“Berlin is Berlin,” a drunk Italian/Swiss girl is telling me from across from my kitchen table. She had just tried to swipe a spoonful of my curry before I swatted her hand away, she made a terrible mistake. The irony of Italians wasted on me she says, apparently. “Berlin is Berlin…” she kept saying, waving her hands. She tells me that Berlin is not Germany, Berlin is Berlin, you know, Berlin, it’s just Berlin. I just remember thinking that if I hear her say it once more I am going to do her a favour and put my dinner in her face. But I don’t.
The pretention that surrounds Berlin is immense. I feel I am not qualified to comment on it right now, though. Berlin is not Berlin anymore. At least it’s not the one that people tell me about – this is just what I am told and I believe it. I have a growing love-hate relationship with Berlin at the moment. Rigorous paperwork, it’s easy to get bogged down. Constant roadblocks stopping you from metaphorically being where you need to be. A bad housing market and everyone, everyone out to get you. Every company that you have to deal with wants you to sign various contracts that are all in German and far too confusing. A lot of pretention surrounds certain aspects of the city that don’t even exist anymore. Berlin is not easy, it’s not cheap to rent here anymore, and prices have been rising in general. Crime is on the rise but despite the knowledge of that, I feel somewhat safe here.
Older ladies, bureaucratic ones, the kinds of women who like cats, are all very nice to me. Maybe it’s my smiley eyes, floppy hair or general demeanour of being open to conversation (even when I don’t want it) – but regardless they enjoy my few sentences spoken in a near perfect German accent, colourful, and with a friendly tone, I have had a lot of practice.

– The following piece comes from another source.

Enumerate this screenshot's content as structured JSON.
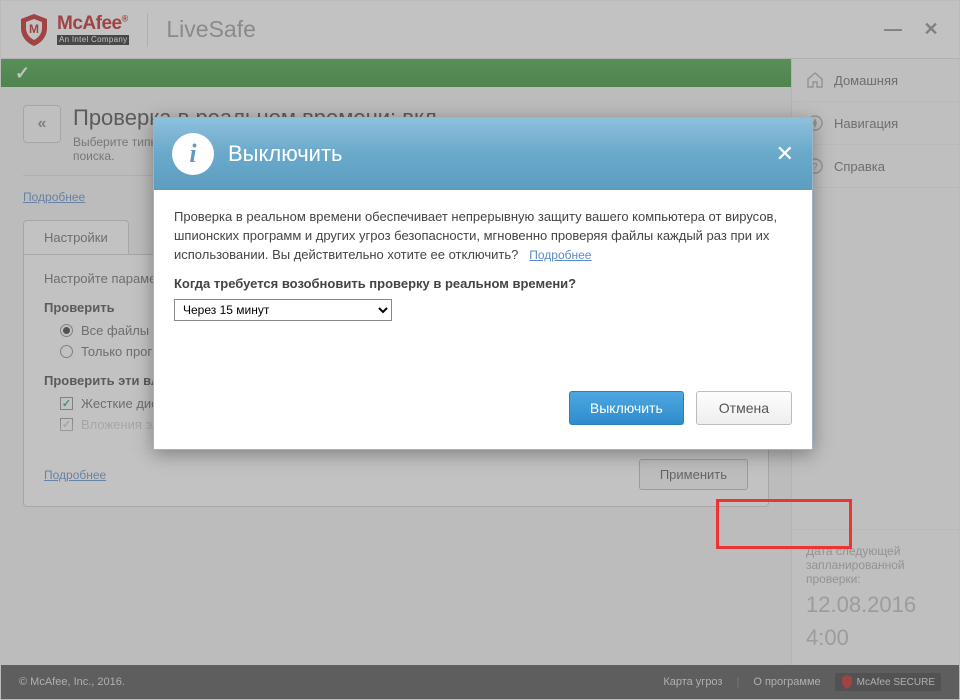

I get by on very little German, using the best of my ability to tack words into sentences that just about make sense. I’ve been told that my German is actually quite good. Course this is miraculous considering I have never studied German before. Secretly I only have about 10 sentences, interchangeable ones – maybe that’s good enough for them, good enough to register, good enough to be polite at a coffee shop, good enough to know what people want when they ask me questions. Either that or I have had a lot of practice trying to sound German and am moderately convincing at it.
My love/hate all began while registering in Berlin, where, in the bürgaramt there is a wall dedicated to photos of missing cats. I arrived early to definitely get registered, it was 7 am, and it took to 8.30am to realise that the staff were on a training day. There was a notice on the wall, obviously none of us spoke German. No one got registered that day and we had to go home to try again the next day – I could remember a few faces when I went back, some it seems just didn’t bother returning. This was the beginning of my love/hate that continues to today.

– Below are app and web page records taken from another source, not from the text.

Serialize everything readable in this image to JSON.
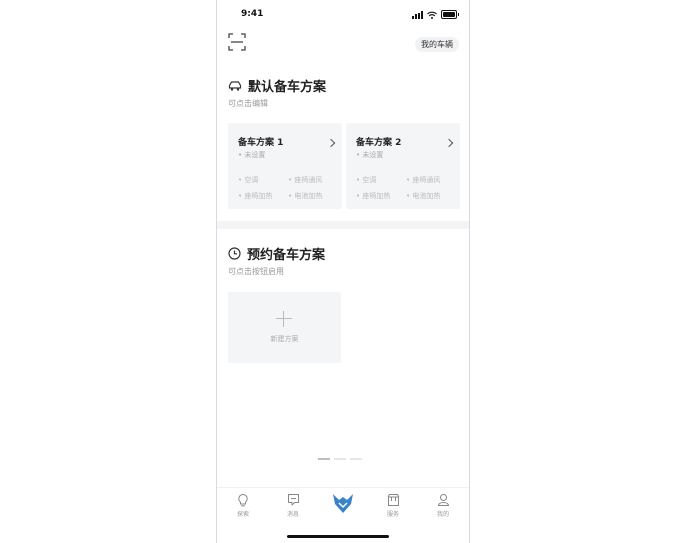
{
  "status_bar": {
    "time": "9:41"
  },
  "header": {
    "my_vehicle_label": "我的车辆"
  },
  "default_section": {
    "title": "默认备车方案",
    "subtitle": "可点击编辑",
    "plans": [
      {
        "name": "备车方案 1",
        "status": "未设置",
        "features": [
          "空调",
          "座椅通风",
          "座椅加热",
          "电池加热"
        ]
      },
      {
        "name": "备车方案 2",
        "status": "未设置",
        "features": [
          "空调",
          "座椅通风",
          "座椅加热",
          "电池加热"
        ]
      }
    ]
  },
  "scheduled_section": {
    "title": "预约备车方案",
    "subtitle": "可点击按钮启用",
    "new_plan_label": "新建方案"
  },
  "tabbar": {
    "items": [
      {
        "label": "探索",
        "icon": "bulb-icon"
      },
      {
        "label": "消息",
        "icon": "message-icon"
      },
      {
        "label": "",
        "icon": "brand-logo-icon"
      },
      {
        "label": "服务",
        "icon": "store-icon"
      },
      {
        "label": "我的",
        "icon": "profile-icon"
      }
    ]
  },
  "colors": {
    "brand_blue": "#3a83c9",
    "accent": "#3a83c9"
  }
}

I went back the next day, waited outside for 2 hours, I was one of the lucky ones, I was 10th in line, but I could easily have been 54th had I arrived 10 minutes later. The woman at the desk shouted at the men before me. I was terrified. If she spoke no English I was fucked. This was the day I realised my special power over bureaucratically minded German women. I smiled at her, ran my German lines about wanting to register that I learned rote from Google translate. To my surprise, her stone heart melted at the poor little Irish boy in his colourful hat and fluffy jumper – straight off the boat chic. I was off the hook, she spoke English and even let me come around the desk to explain some things to me – she told me I had good German.

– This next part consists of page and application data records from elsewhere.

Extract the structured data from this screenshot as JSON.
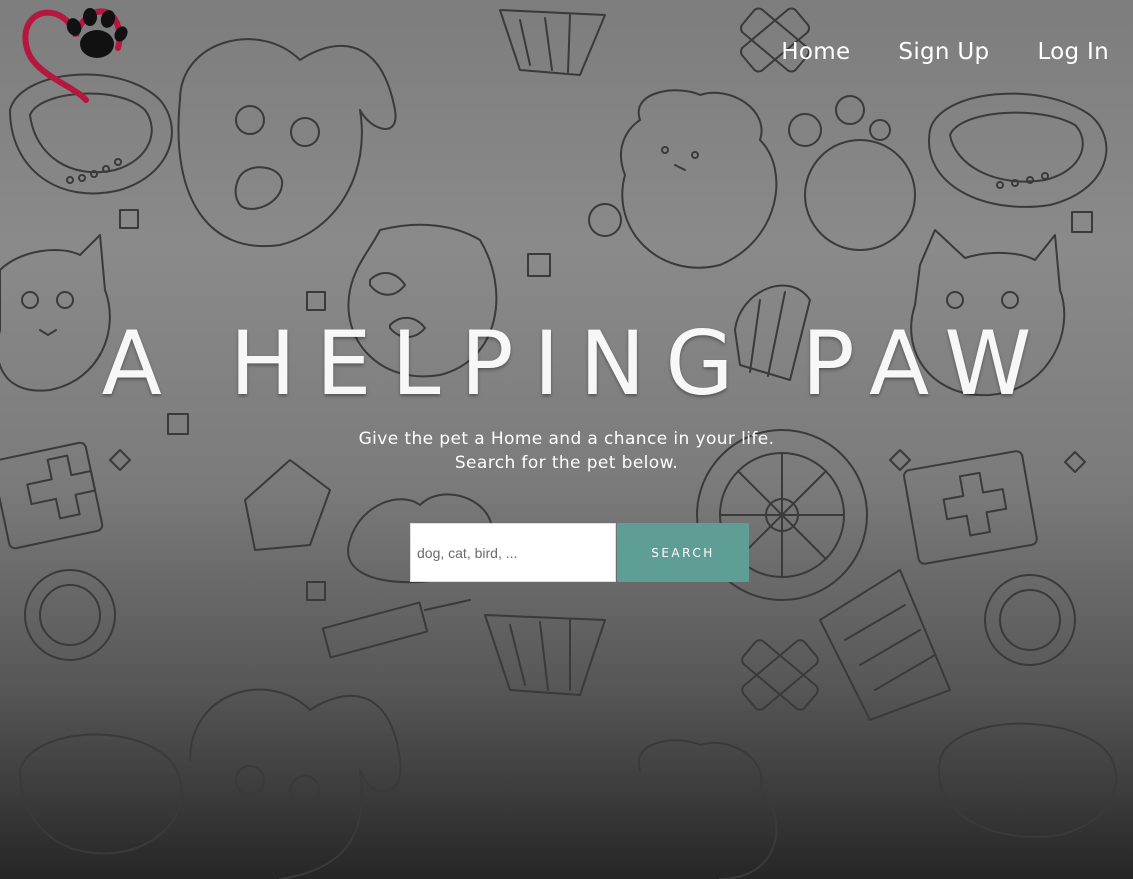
{
  "nav": {
    "items": [
      {
        "label": "Home"
      },
      {
        "label": "Sign Up"
      },
      {
        "label": "Log In"
      }
    ]
  },
  "hero": {
    "title": "A HELPING PAW",
    "tagline_line1": "Give the pet a Home and a chance in your life.",
    "tagline_line2": "Search for the pet below."
  },
  "search": {
    "placeholder": "dog, cat, bird, ...",
    "value": "",
    "button_label": "SEARCH"
  },
  "colors": {
    "accent": "#5e9e94",
    "logo_heart": "#b5173e",
    "logo_paw": "#111111"
  },
  "icons": {
    "logo": "heart-paw-logo-icon",
    "background": "pet-doodle-pattern"
  }
}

I still don’t know what to make of it here. I’ve been away just under two months now – and this week I am finding myself spending over €500 putting stuff into my apartment and it’s starting to sting a little. It’s expensive to move away. The language is starting to be a strain, my brain is sore from trying to make connections between words. Funny thing is that I’m actually learning quite a bit and my German actually isn’t as bad as I think. But anyway, I can get by on puppy dog eyes for now. I watch BBC World News a lot because it’s the only English channel I have. At least I am caught up on the news, daily, sometimes watching the same bulletin over 3 times in one afternoon. But they do good documentaries on a Sunday. My life right now kind of feels like that episode of The Simpsons where Bart moves to France and all of a sudden at the end he is fluent. I kind of feel that happening to me. My level of German seems to increase in direct correlation to how many problems I am having here. Who knew I could give out on the phone to my letting agent about a water issue in an understandable level of German?
Anyway, the Christmas markets are nice and when it snows, it’s perfect.